INSKEEP: Two- or threefold - so you're going to get over a million tests per day pretty soon, you're saying.
GIROIR: Oh, we're going to be over a million tests, you know, very soon. That's not even a question. We're - we've already broken the 800,000 barrier. And, really, that's with no pooling and with the new point-of-care test coming on and some new technology that we believe - you know, we're not going to count on them because you can't - you know, science doesn't run on rails. You can't predict the future.
GIROIR: But we're highly, highly positive about a number of new technologies that will really come in and improve the ecosystem. And, again, as you pointed out, this is a new virus. There were zero tests available when this came out. So we've come a long way. But, you know, it is a pandemic.
GIROIR: It's a crisis. It's an unprecedented event.
INSKEEP: Admiral, let me ask about a claim that is regularly made by the president about testing. And we have to label it in advance - it's a false and misleading claim. He made it again yesterday. He's asked about the rising number of coronavirus cases in the country, and he says this - let's listen.

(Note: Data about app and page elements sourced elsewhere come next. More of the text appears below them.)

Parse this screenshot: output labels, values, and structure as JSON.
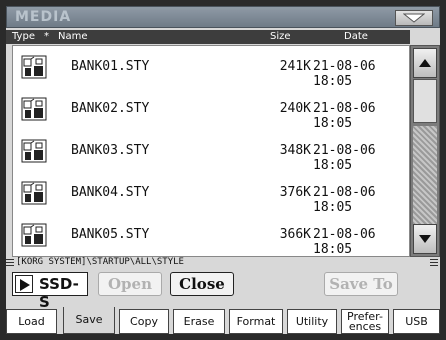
{
  "window": {
    "title": "MEDIA"
  },
  "columns": {
    "type": "Type",
    "sort_marker": "*",
    "name": "Name",
    "size": "Size",
    "date": "Date"
  },
  "files": [
    {
      "icon": "style-file-icon",
      "name": "BANK01.STY",
      "size": "241K",
      "date": "21-08-06 18:05"
    },
    {
      "icon": "style-file-icon",
      "name": "BANK02.STY",
      "size": "240K",
      "date": "21-08-06 18:05"
    },
    {
      "icon": "style-file-icon",
      "name": "BANK03.STY",
      "size": "348K",
      "date": "21-08-06 18:05"
    },
    {
      "icon": "style-file-icon",
      "name": "BANK04.STY",
      "size": "376K",
      "date": "21-08-06 18:05"
    },
    {
      "icon": "style-file-icon",
      "name": "BANK05.STY",
      "size": "366K",
      "date": "21-08-06 18:05"
    }
  ],
  "path": "[KORG SYSTEM]\\STARTUP\\ALL\\STYLE",
  "device": {
    "label": "SSD-S"
  },
  "buttons": {
    "open": "Open",
    "close": "Close",
    "save_to": "Save To"
  },
  "tabs": [
    {
      "label": "Load",
      "active": false
    },
    {
      "label": "Save",
      "active": true
    },
    {
      "label": "Copy",
      "active": false
    },
    {
      "label": "Erase",
      "active": false
    },
    {
      "label": "Format",
      "active": false
    },
    {
      "label": "Utility",
      "active": false
    },
    {
      "label": "Prefer-\nences",
      "active": false
    },
    {
      "label": "USB",
      "active": false
    }
  ],
  "colors": {
    "titlebar": "#7f8a96",
    "panel": "#d8d8d8",
    "header": "#3d3d3d",
    "disabled_text": "#b2b2b2"
  }
}
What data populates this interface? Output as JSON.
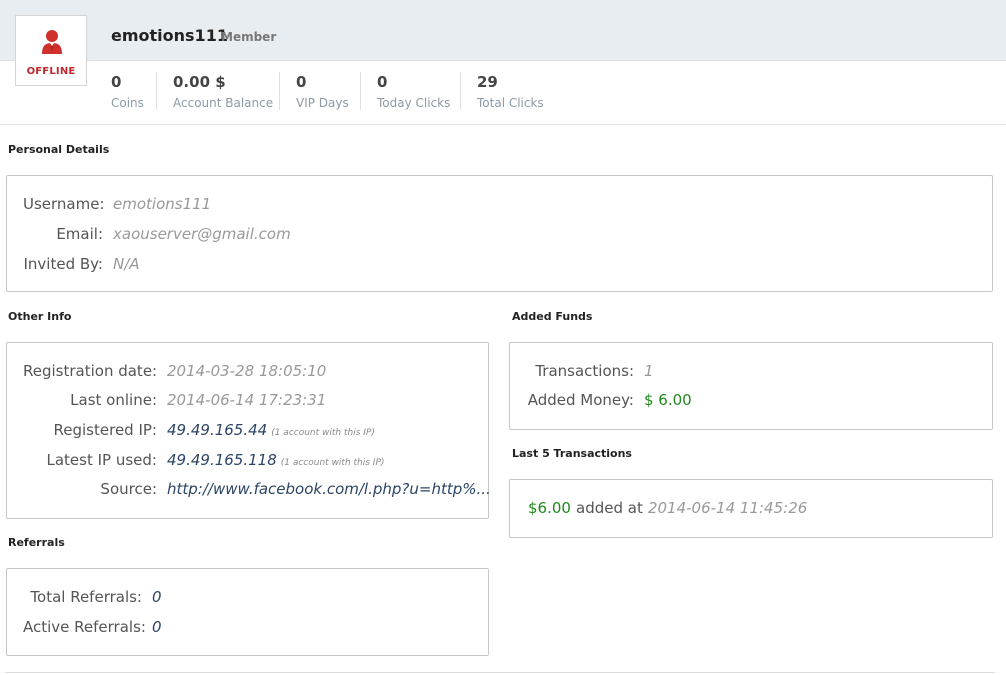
{
  "profile": {
    "username": "emotions111",
    "role": "Member",
    "status": "OFFLINE",
    "avatar_icon": "user-icon",
    "status_color": "#c0282a"
  },
  "stats": [
    {
      "value": "0",
      "label": "Coins"
    },
    {
      "value": "0.00 $",
      "label": "Account Balance"
    },
    {
      "value": "0",
      "label": "VIP Days"
    },
    {
      "value": "0",
      "label": "Today Clicks"
    },
    {
      "value": "29",
      "label": "Total Clicks"
    }
  ],
  "personal_details": {
    "title": "Personal Details",
    "username_label": "Username:",
    "username_value": "emotions111",
    "email_label": "Email:",
    "email_value": "xaouserver@gmail.com",
    "invited_label": "Invited By:",
    "invited_value": "N/A"
  },
  "other_info": {
    "title": "Other Info",
    "reg_date_label": "Registration date:",
    "reg_date_value": "2014-03-28 18:05:10",
    "last_online_label": "Last online:",
    "last_online_value": "2014-06-14 17:23:31",
    "reg_ip_label": "Registered IP:",
    "reg_ip_value": "49.49.165.44",
    "reg_ip_note": "(1 account with this IP)",
    "latest_ip_label": "Latest IP used:",
    "latest_ip_value": "49.49.165.118",
    "latest_ip_note": "(1 account with this IP)",
    "source_label": "Source:",
    "source_value": "http://www.facebook.com/l.php?u=http%..."
  },
  "referrals": {
    "title": "Referrals",
    "total_label": "Total Referrals:",
    "total_value": "0",
    "active_label": "Active Referrals:",
    "active_value": "0"
  },
  "added_funds": {
    "title": "Added Funds",
    "transactions_label": "Transactions:",
    "transactions_value": "1",
    "money_label": "Added Money:",
    "money_value": "$ 6.00"
  },
  "last_transactions": {
    "title": "Last 5 Transactions",
    "items": [
      {
        "amount": "$6.00",
        "text": "added at",
        "date": "2014-06-14 11:45:26"
      }
    ]
  },
  "colors": {
    "money_green": "#1f8a1f",
    "ip_blue": "#2c4566"
  }
}
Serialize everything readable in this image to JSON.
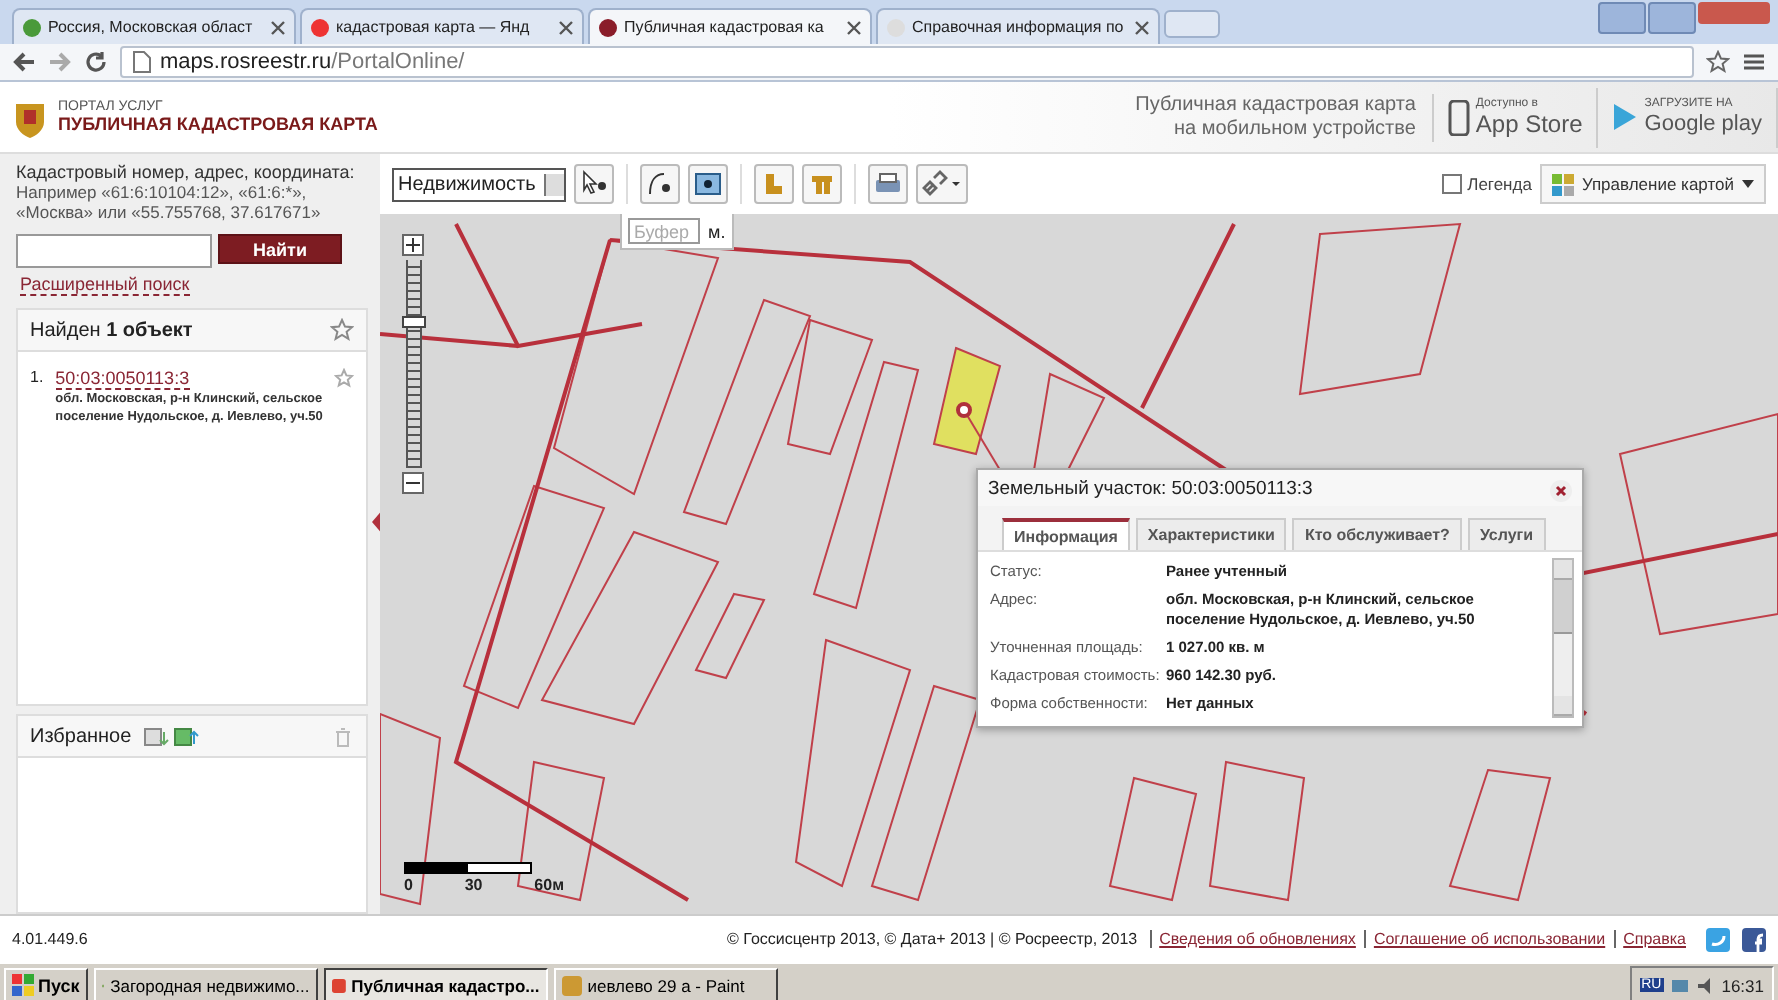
{
  "browser": {
    "tabs": [
      {
        "title": "Россия, Московская област",
        "selected": false
      },
      {
        "title": "кадастровая карта — Янд",
        "selected": false
      },
      {
        "title": "Публичная кадастровая ка",
        "selected": true
      },
      {
        "title": "Справочная информация по",
        "selected": false
      }
    ],
    "url_host": "maps.rosreestr.ru",
    "url_path": "/PortalOnline/"
  },
  "header": {
    "portal": "ПОРТАЛ УСЛУГ",
    "title": "ПУБЛИЧНАЯ КАДАСТРОВАЯ КАРТА",
    "promo": "Публичная кадастровая карта на мобильном устройстве",
    "app_store": {
      "caption": "Доступно в",
      "name": "App Store"
    },
    "google_play": {
      "caption": "ЗАГРУЗИТЕ НА",
      "name": "Google play"
    }
  },
  "search": {
    "label": "Кадастровый номер, адрес, координата:",
    "hint": "Например «61:6:10104:12», «61:6:*», «Москва» или «55.755768, 37.617671»",
    "button": "Найти",
    "advanced": "Расширенный поиск"
  },
  "results": {
    "heading": "Найден **1 объект**",
    "items": [
      {
        "number": "1.",
        "id": "50:03:0050113:3",
        "address": "обл. Московская, р-н Клинский, сельское поселение Нудольское, д. Иевлево, уч.50"
      }
    ]
  },
  "favorites": {
    "heading": "Избранное"
  },
  "toolbar": {
    "layer_select": "Недвижимость",
    "buffer_placeholder": "Буфер",
    "buffer_unit": "м.",
    "legend": {
      "label": "Легенда",
      "checked": false
    },
    "map_control": "Управление картой"
  },
  "map": {
    "zoom": {
      "level": 0.72
    },
    "scale": [
      "0",
      "30",
      "60м"
    ],
    "popup": {
      "title": "Земельный участок: 50:03:0050113:3",
      "tabs": [
        {
          "label": "Информация",
          "selected": true
        },
        {
          "label": "Характеристики",
          "selected": false
        },
        {
          "label": "Кто обслуживает?",
          "selected": false
        },
        {
          "label": "Услуги",
          "selected": false
        }
      ],
      "rows": [
        {
          "label": "Статус:",
          "value": "Ранее учтенный"
        },
        {
          "label": "Адрес:",
          "value": "обл. Московская, р-н Клинский, сельское поселение Нудольское, д. Иевлево, уч.50"
        },
        {
          "label": "Уточненная площадь:",
          "value": "1 027.00 кв. м"
        },
        {
          "label": "Кадастровая стоимость:",
          "value": "960 142.30 руб."
        },
        {
          "label": "Форма собственности:",
          "value": "Нет данных"
        }
      ]
    }
  },
  "footer": {
    "version": "4.01.449.6",
    "copyright": "© Госсисцентр 2013, © Дата+ 2013 | © Росреестр, 2013",
    "links": [
      "Сведения об обновлениях",
      "Соглашение об использовании",
      "Справка"
    ]
  },
  "taskbar": {
    "start": "Пуск",
    "items": [
      {
        "title": "Загородная недвижимо...",
        "selected": false
      },
      {
        "title": "Публичная кадастро...",
        "selected": true
      },
      {
        "title": "иевлево 29 а - Paint",
        "selected": false
      }
    ],
    "language": "RU",
    "clock": "16:31"
  }
}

(SOUNDBITE OF ARCHIVED RECORDING)
PRESIDENT DONALD TRUMP: They're always talking about cases, the number of cases. Well, it is a big factor that we do - we have a lot of cases because we have a lot of testing, far more than any other country in the world. And it's also the best testing.
INSKEEP: OK, so far more than any other country - that's false. China has done a lot more testing and yet has reported fewer cases. Why do we continue to have this argument? Why not just admit the U.S. has a serious problem and go after it?
GIROIR: So first of all, I wouldn't believe any data that comes out of China about their testing or positivity. We really need more transparency there. But let me get to the point. We are having more cases now than we had a week ago, two weeks ago, three weeks ago, four weeks ago. We are able to identify them better because we have increased testing.
This country - no question - we have serious concerns about the number of cases, but we are in a much different place than we were many months ago. Our testing is better. Our treatment is better. We are far below the peak hospitalizations we were in the past. Only about half - less than half of the number of people who are in hospitals have to go on ventilators. And if you do get coronavirus, your chances of dying are way far reduced, substantially reduced, than they were in the past because of new treatment. So yes, we're concerned. We're leaning in. We're going state to state. But we are in a better place, and we're starting to see signs that we're turning the corner.
INSKEEP: But - in 10 seconds - you agree there are more real cases, there is a more serious problem with cases now than a few weeks ago, correct?
GIROIR: Than a few weeks ago, absolutely. If you do the numbers, we're probably at about the same level we were in April because of better testing. But, clearly, over the last week two weeks, three weeks, four weeks, since June, our numbers have gone up. Those are real increases in cases.
INSKEEP: Admiral, thank you very much. Really appreciate you taking the time.
GIROIR: My pleasure. Thank you so much.
INSKEEP: Admiral Brett Giroir is an assistant secretary of health at the Department of Health and Human Services and is coordinating the federal coronavirus testing response. Transcript provided by NPR, Copyright NPR.